### WORK REQUEST:
Only the number is wanted: how many lines of the data contain "objects"?

^^^^

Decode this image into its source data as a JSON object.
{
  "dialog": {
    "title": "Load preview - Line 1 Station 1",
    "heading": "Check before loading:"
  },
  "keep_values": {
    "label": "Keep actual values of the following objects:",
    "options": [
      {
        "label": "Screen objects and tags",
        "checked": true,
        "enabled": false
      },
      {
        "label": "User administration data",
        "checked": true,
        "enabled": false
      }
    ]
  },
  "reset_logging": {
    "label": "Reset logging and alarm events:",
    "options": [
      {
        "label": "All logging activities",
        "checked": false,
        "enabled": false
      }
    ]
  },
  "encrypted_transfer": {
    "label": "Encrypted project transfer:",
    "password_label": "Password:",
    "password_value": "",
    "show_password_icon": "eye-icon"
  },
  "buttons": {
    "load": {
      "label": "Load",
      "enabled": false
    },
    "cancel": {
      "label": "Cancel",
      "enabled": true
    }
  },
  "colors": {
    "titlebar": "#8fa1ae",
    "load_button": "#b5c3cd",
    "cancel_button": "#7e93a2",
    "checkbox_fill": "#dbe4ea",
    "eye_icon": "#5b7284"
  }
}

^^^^

### SOLVED EXERCISE:
2